Assigned task: Skip the pictures and return every entry exactly as written.

# # # #

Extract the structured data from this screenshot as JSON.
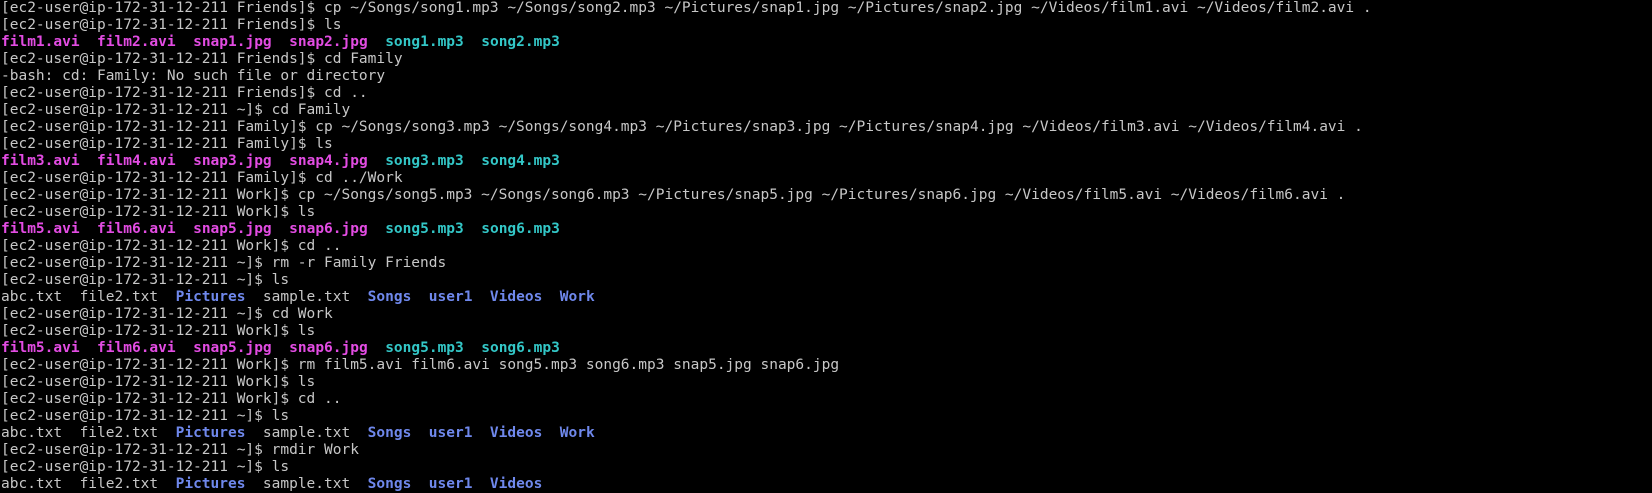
{
  "terminal": {
    "lines": [
      [
        {
          "t": "text",
          "v": "[ec2-user@ip-172-31-12-211 Friends]$ cp ~/Songs/song1.mp3 ~/Songs/song2.mp3 ~/Pictures/snap1.jpg ~/Pictures/snap2.jpg ~/Videos/film1.avi ~/Videos/film2.avi ."
        }
      ],
      [
        {
          "t": "text",
          "v": "[ec2-user@ip-172-31-12-211 Friends]$ ls"
        }
      ],
      [
        {
          "t": "media",
          "v": "film1.avi"
        },
        {
          "t": "text",
          "v": "  "
        },
        {
          "t": "media",
          "v": "film2.avi"
        },
        {
          "t": "text",
          "v": "  "
        },
        {
          "t": "media",
          "v": "snap1.jpg"
        },
        {
          "t": "text",
          "v": "  "
        },
        {
          "t": "media",
          "v": "snap2.jpg"
        },
        {
          "t": "text",
          "v": "  "
        },
        {
          "t": "audio",
          "v": "song1.mp3"
        },
        {
          "t": "text",
          "v": "  "
        },
        {
          "t": "audio",
          "v": "song2.mp3"
        }
      ],
      [
        {
          "t": "text",
          "v": "[ec2-user@ip-172-31-12-211 Friends]$ cd Family"
        }
      ],
      [
        {
          "t": "text",
          "v": "-bash: cd: Family: No such file or directory"
        }
      ],
      [
        {
          "t": "text",
          "v": "[ec2-user@ip-172-31-12-211 Friends]$ cd .."
        }
      ],
      [
        {
          "t": "text",
          "v": "[ec2-user@ip-172-31-12-211 ~]$ cd Family"
        }
      ],
      [
        {
          "t": "text",
          "v": "[ec2-user@ip-172-31-12-211 Family]$ cp ~/Songs/song3.mp3 ~/Songs/song4.mp3 ~/Pictures/snap3.jpg ~/Pictures/snap4.jpg ~/Videos/film3.avi ~/Videos/film4.avi ."
        }
      ],
      [
        {
          "t": "text",
          "v": "[ec2-user@ip-172-31-12-211 Family]$ ls"
        }
      ],
      [
        {
          "t": "media",
          "v": "film3.avi"
        },
        {
          "t": "text",
          "v": "  "
        },
        {
          "t": "media",
          "v": "film4.avi"
        },
        {
          "t": "text",
          "v": "  "
        },
        {
          "t": "media",
          "v": "snap3.jpg"
        },
        {
          "t": "text",
          "v": "  "
        },
        {
          "t": "media",
          "v": "snap4.jpg"
        },
        {
          "t": "text",
          "v": "  "
        },
        {
          "t": "audio",
          "v": "song3.mp3"
        },
        {
          "t": "text",
          "v": "  "
        },
        {
          "t": "audio",
          "v": "song4.mp3"
        }
      ],
      [
        {
          "t": "text",
          "v": "[ec2-user@ip-172-31-12-211 Family]$ cd ../Work"
        }
      ],
      [
        {
          "t": "text",
          "v": "[ec2-user@ip-172-31-12-211 Work]$ cp ~/Songs/song5.mp3 ~/Songs/song6.mp3 ~/Pictures/snap5.jpg ~/Pictures/snap6.jpg ~/Videos/film5.avi ~/Videos/film6.avi ."
        }
      ],
      [
        {
          "t": "text",
          "v": "[ec2-user@ip-172-31-12-211 Work]$ ls"
        }
      ],
      [
        {
          "t": "media",
          "v": "film5.avi"
        },
        {
          "t": "text",
          "v": "  "
        },
        {
          "t": "media",
          "v": "film6.avi"
        },
        {
          "t": "text",
          "v": "  "
        },
        {
          "t": "media",
          "v": "snap5.jpg"
        },
        {
          "t": "text",
          "v": "  "
        },
        {
          "t": "media",
          "v": "snap6.jpg"
        },
        {
          "t": "text",
          "v": "  "
        },
        {
          "t": "audio",
          "v": "song5.mp3"
        },
        {
          "t": "text",
          "v": "  "
        },
        {
          "t": "audio",
          "v": "song6.mp3"
        }
      ],
      [
        {
          "t": "text",
          "v": "[ec2-user@ip-172-31-12-211 Work]$ cd .."
        }
      ],
      [
        {
          "t": "text",
          "v": "[ec2-user@ip-172-31-12-211 ~]$ rm -r Family Friends"
        }
      ],
      [
        {
          "t": "text",
          "v": "[ec2-user@ip-172-31-12-211 ~]$ ls"
        }
      ],
      [
        {
          "t": "text",
          "v": "abc.txt  file2.txt  "
        },
        {
          "t": "dir",
          "v": "Pictures"
        },
        {
          "t": "text",
          "v": "  sample.txt  "
        },
        {
          "t": "dir",
          "v": "Songs"
        },
        {
          "t": "text",
          "v": "  "
        },
        {
          "t": "dir",
          "v": "user1"
        },
        {
          "t": "text",
          "v": "  "
        },
        {
          "t": "dir",
          "v": "Videos"
        },
        {
          "t": "text",
          "v": "  "
        },
        {
          "t": "dir",
          "v": "Work"
        }
      ],
      [
        {
          "t": "text",
          "v": "[ec2-user@ip-172-31-12-211 ~]$ cd Work"
        }
      ],
      [
        {
          "t": "text",
          "v": "[ec2-user@ip-172-31-12-211 Work]$ ls"
        }
      ],
      [
        {
          "t": "media",
          "v": "film5.avi"
        },
        {
          "t": "text",
          "v": "  "
        },
        {
          "t": "media",
          "v": "film6.avi"
        },
        {
          "t": "text",
          "v": "  "
        },
        {
          "t": "media",
          "v": "snap5.jpg"
        },
        {
          "t": "text",
          "v": "  "
        },
        {
          "t": "media",
          "v": "snap6.jpg"
        },
        {
          "t": "text",
          "v": "  "
        },
        {
          "t": "audio",
          "v": "song5.mp3"
        },
        {
          "t": "text",
          "v": "  "
        },
        {
          "t": "audio",
          "v": "song6.mp3"
        }
      ],
      [
        {
          "t": "text",
          "v": "[ec2-user@ip-172-31-12-211 Work]$ rm film5.avi film6.avi song5.mp3 song6.mp3 snap5.jpg snap6.jpg"
        }
      ],
      [
        {
          "t": "text",
          "v": "[ec2-user@ip-172-31-12-211 Work]$ ls"
        }
      ],
      [
        {
          "t": "text",
          "v": "[ec2-user@ip-172-31-12-211 Work]$ cd .."
        }
      ],
      [
        {
          "t": "text",
          "v": "[ec2-user@ip-172-31-12-211 ~]$ ls"
        }
      ],
      [
        {
          "t": "text",
          "v": "abc.txt  file2.txt  "
        },
        {
          "t": "dir",
          "v": "Pictures"
        },
        {
          "t": "text",
          "v": "  sample.txt  "
        },
        {
          "t": "dir",
          "v": "Songs"
        },
        {
          "t": "text",
          "v": "  "
        },
        {
          "t": "dir",
          "v": "user1"
        },
        {
          "t": "text",
          "v": "  "
        },
        {
          "t": "dir",
          "v": "Videos"
        },
        {
          "t": "text",
          "v": "  "
        },
        {
          "t": "dir",
          "v": "Work"
        }
      ],
      [
        {
          "t": "text",
          "v": "[ec2-user@ip-172-31-12-211 ~]$ rmdir Work"
        }
      ],
      [
        {
          "t": "text",
          "v": "[ec2-user@ip-172-31-12-211 ~]$ ls"
        }
      ],
      [
        {
          "t": "text",
          "v": "abc.txt  file2.txt  "
        },
        {
          "t": "dir",
          "v": "Pictures"
        },
        {
          "t": "text",
          "v": "  sample.txt  "
        },
        {
          "t": "dir",
          "v": "Songs"
        },
        {
          "t": "text",
          "v": "  "
        },
        {
          "t": "dir",
          "v": "user1"
        },
        {
          "t": "text",
          "v": "  "
        },
        {
          "t": "dir",
          "v": "Videos"
        }
      ]
    ]
  },
  "colors": {
    "background": "#000000",
    "text": "#c7c7c7",
    "media_file": "#e34ce3",
    "audio_file": "#33c7c7",
    "directory": "#6f88ec"
  }
}
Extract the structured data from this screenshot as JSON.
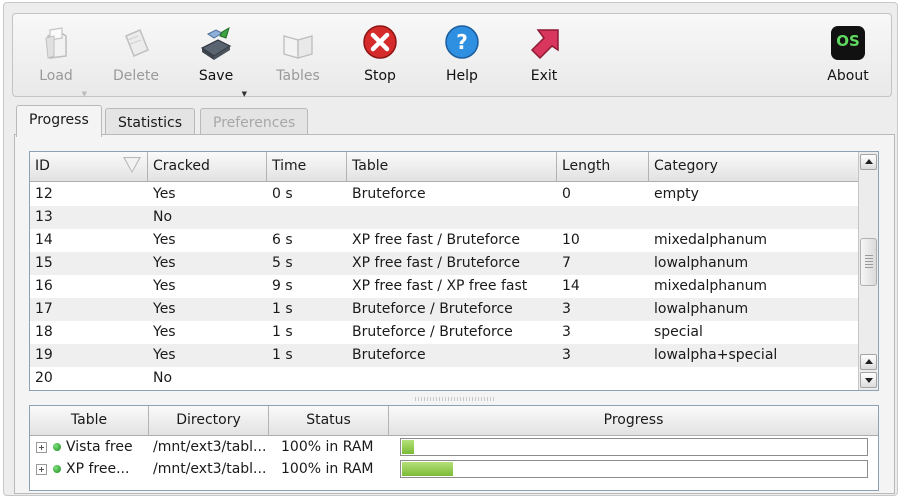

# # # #

Result of the exercise:
Extract the structured data from this screenshot as JSON.
{
  "terminal": {
    "lines": [
      [
        {
          "t": "text",
          "v": "[ec2-user@ip-172-31-12-211 Friends]$ cp ~/Songs/song1.mp3 ~/Songs/song2.mp3 ~/Pictures/snap1.jpg ~/Pictures/snap2.jpg ~/Videos/film1.avi ~/Videos/film2.avi ."
        }
      ],
      [
        {
          "t": "text",
          "v": "[ec2-user@ip-172-31-12-211 Friends]$ ls"
        }
      ],
      [
        {
          "t": "media",
          "v": "film1.avi"
        },
        {
          "t": "text",
          "v": "  "
        },
        {
          "t": "media",
          "v": "film2.avi"
        },
        {
          "t": "text",
          "v": "  "
        },
        {
          "t": "media",
          "v": "snap1.jpg"
        },
        {
          "t": "text",
          "v": "  "
        },
        {
          "t": "media",
          "v": "snap2.jpg"
        },
        {
          "t": "text",
          "v": "  "
        },
        {
          "t": "audio",
          "v": "song1.mp3"
        },
        {
          "t": "text",
          "v": "  "
        },
        {
          "t": "audio",
          "v": "song2.mp3"
        }
      ],
      [
        {
          "t": "text",
          "v": "[ec2-user@ip-172-31-12-211 Friends]$ cd Family"
        }
      ],
      [
        {
          "t": "text",
          "v": "-bash: cd: Family: No such file or directory"
        }
      ],
      [
        {
          "t": "text",
          "v": "[ec2-user@ip-172-31-12-211 Friends]$ cd .."
        }
      ],
      [
        {
          "t": "text",
          "v": "[ec2-user@ip-172-31-12-211 ~]$ cd Family"
        }
      ],
      [
        {
          "t": "text",
          "v": "[ec2-user@ip-172-31-12-211 Family]$ cp ~/Songs/song3.mp3 ~/Songs/song4.mp3 ~/Pictures/snap3.jpg ~/Pictures/snap4.jpg ~/Videos/film3.avi ~/Videos/film4.avi ."
        }
      ],
      [
        {
          "t": "text",
          "v": "[ec2-user@ip-172-31-12-211 Family]$ ls"
        }
      ],
      [
        {
          "t": "media",
          "v": "film3.avi"
        },
        {
          "t": "text",
          "v": "  "
        },
        {
          "t": "media",
          "v": "film4.avi"
        },
        {
          "t": "text",
          "v": "  "
        },
        {
          "t": "media",
          "v": "snap3.jpg"
        },
        {
          "t": "text",
          "v": "  "
        },
        {
          "t": "media",
          "v": "snap4.jpg"
        },
        {
          "t": "text",
          "v": "  "
        },
        {
          "t": "audio",
          "v": "song3.mp3"
        },
        {
          "t": "text",
          "v": "  "
        },
        {
          "t": "audio",
          "v": "song4.mp3"
        }
      ],
      [
        {
          "t": "text",
          "v": "[ec2-user@ip-172-31-12-211 Family]$ cd ../Work"
        }
      ],
      [
        {
          "t": "text",
          "v": "[ec2-user@ip-172-31-12-211 Work]$ cp ~/Songs/song5.mp3 ~/Songs/song6.mp3 ~/Pictures/snap5.jpg ~/Pictures/snap6.jpg ~/Videos/film5.avi ~/Videos/film6.avi ."
        }
      ],
      [
        {
          "t": "text",
          "v": "[ec2-user@ip-172-31-12-211 Work]$ ls"
        }
      ],
      [
        {
          "t": "media",
          "v": "film5.avi"
        },
        {
          "t": "text",
          "v": "  "
        },
        {
          "t": "media",
          "v": "film6.avi"
        },
        {
          "t": "text",
          "v": "  "
        },
        {
          "t": "media",
          "v": "snap5.jpg"
        },
        {
          "t": "text",
          "v": "  "
        },
        {
          "t": "media",
          "v": "snap6.jpg"
        },
        {
          "t": "text",
          "v": "  "
        },
        {
          "t": "audio",
          "v": "song5.mp3"
        },
        {
          "t": "text",
          "v": "  "
        },
        {
          "t": "audio",
          "v": "song6.mp3"
        }
      ],
      [
        {
          "t": "text",
          "v": "[ec2-user@ip-172-31-12-211 Work]$ cd .."
        }
      ],
      [
        {
          "t": "text",
          "v": "[ec2-user@ip-172-31-12-211 ~]$ rm -r Family Friends"
        }
      ],
      [
        {
          "t": "text",
          "v": "[ec2-user@ip-172-31-12-211 ~]$ ls"
        }
      ],
      [
        {
          "t": "text",
          "v": "abc.txt  file2.txt  "
        },
        {
          "t": "dir",
          "v": "Pictures"
        },
        {
          "t": "text",
          "v": "  sample.txt  "
        },
        {
          "t": "dir",
          "v": "Songs"
        },
        {
          "t": "text",
          "v": "  "
        },
        {
          "t": "dir",
          "v": "user1"
        },
        {
          "t": "text",
          "v": "  "
        },
        {
          "t": "dir",
          "v": "Videos"
        },
        {
          "t": "text",
          "v": "  "
        },
        {
          "t": "dir",
          "v": "Work"
        }
      ],
      [
        {
          "t": "text",
          "v": "[ec2-user@ip-172-31-12-211 ~]$ cd Work"
        }
      ],
      [
        {
          "t": "text",
          "v": "[ec2-user@ip-172-31-12-211 Work]$ ls"
        }
      ],
      [
        {
          "t": "media",
          "v": "film5.avi"
        },
        {
          "t": "text",
          "v": "  "
        },
        {
          "t": "media",
          "v": "film6.avi"
        },
        {
          "t": "text",
          "v": "  "
        },
        {
          "t": "media",
          "v": "snap5.jpg"
        },
        {
          "t": "text",
          "v": "  "
        },
        {
          "t": "media",
          "v": "snap6.jpg"
        },
        {
          "t": "text",
          "v": "  "
        },
        {
          "t": "audio",
          "v": "song5.mp3"
        },
        {
          "t": "text",
          "v": "  "
        },
        {
          "t": "audio",
          "v": "song6.mp3"
        }
      ],
      [
        {
          "t": "text",
          "v": "[ec2-user@ip-172-31-12-211 Work]$ rm film5.avi film6.avi song5.mp3 song6.mp3 snap5.jpg snap6.jpg"
        }
      ],
      [
        {
          "t": "text",
          "v": "[ec2-user@ip-172-31-12-211 Work]$ ls"
        }
      ],
      [
        {
          "t": "text",
          "v": "[ec2-user@ip-172-31-12-211 Work]$ cd .."
        }
      ],
      [
        {
          "t": "text",
          "v": "[ec2-user@ip-172-31-12-211 ~]$ ls"
        }
      ],
      [
        {
          "t": "text",
          "v": "abc.txt  file2.txt  "
        },
        {
          "t": "dir",
          "v": "Pictures"
        },
        {
          "t": "text",
          "v": "  sample.txt  "
        },
        {
          "t": "dir",
          "v": "Songs"
        },
        {
          "t": "text",
          "v": "  "
        },
        {
          "t": "dir",
          "v": "user1"
        },
        {
          "t": "text",
          "v": "  "
        },
        {
          "t": "dir",
          "v": "Videos"
        },
        {
          "t": "text",
          "v": "  "
        },
        {
          "t": "dir",
          "v": "Work"
        }
      ],
      [
        {
          "t": "text",
          "v": "[ec2-user@ip-172-31-12-211 ~]$ rmdir Work"
        }
      ],
      [
        {
          "t": "text",
          "v": "[ec2-user@ip-172-31-12-211 ~]$ ls"
        }
      ],
      [
        {
          "t": "text",
          "v": "abc.txt  file2.txt  "
        },
        {
          "t": "dir",
          "v": "Pictures"
        },
        {
          "t": "text",
          "v": "  sample.txt  "
        },
        {
          "t": "dir",
          "v": "Songs"
        },
        {
          "t": "text",
          "v": "  "
        },
        {
          "t": "dir",
          "v": "user1"
        },
        {
          "t": "text",
          "v": "  "
        },
        {
          "t": "dir",
          "v": "Videos"
        }
      ]
    ]
  },
  "colors": {
    "background": "#000000",
    "text": "#c7c7c7",
    "media_file": "#e34ce3",
    "audio_file": "#33c7c7",
    "directory": "#6f88ec"
  }
}
Extract the structured data from this screenshot as JSON.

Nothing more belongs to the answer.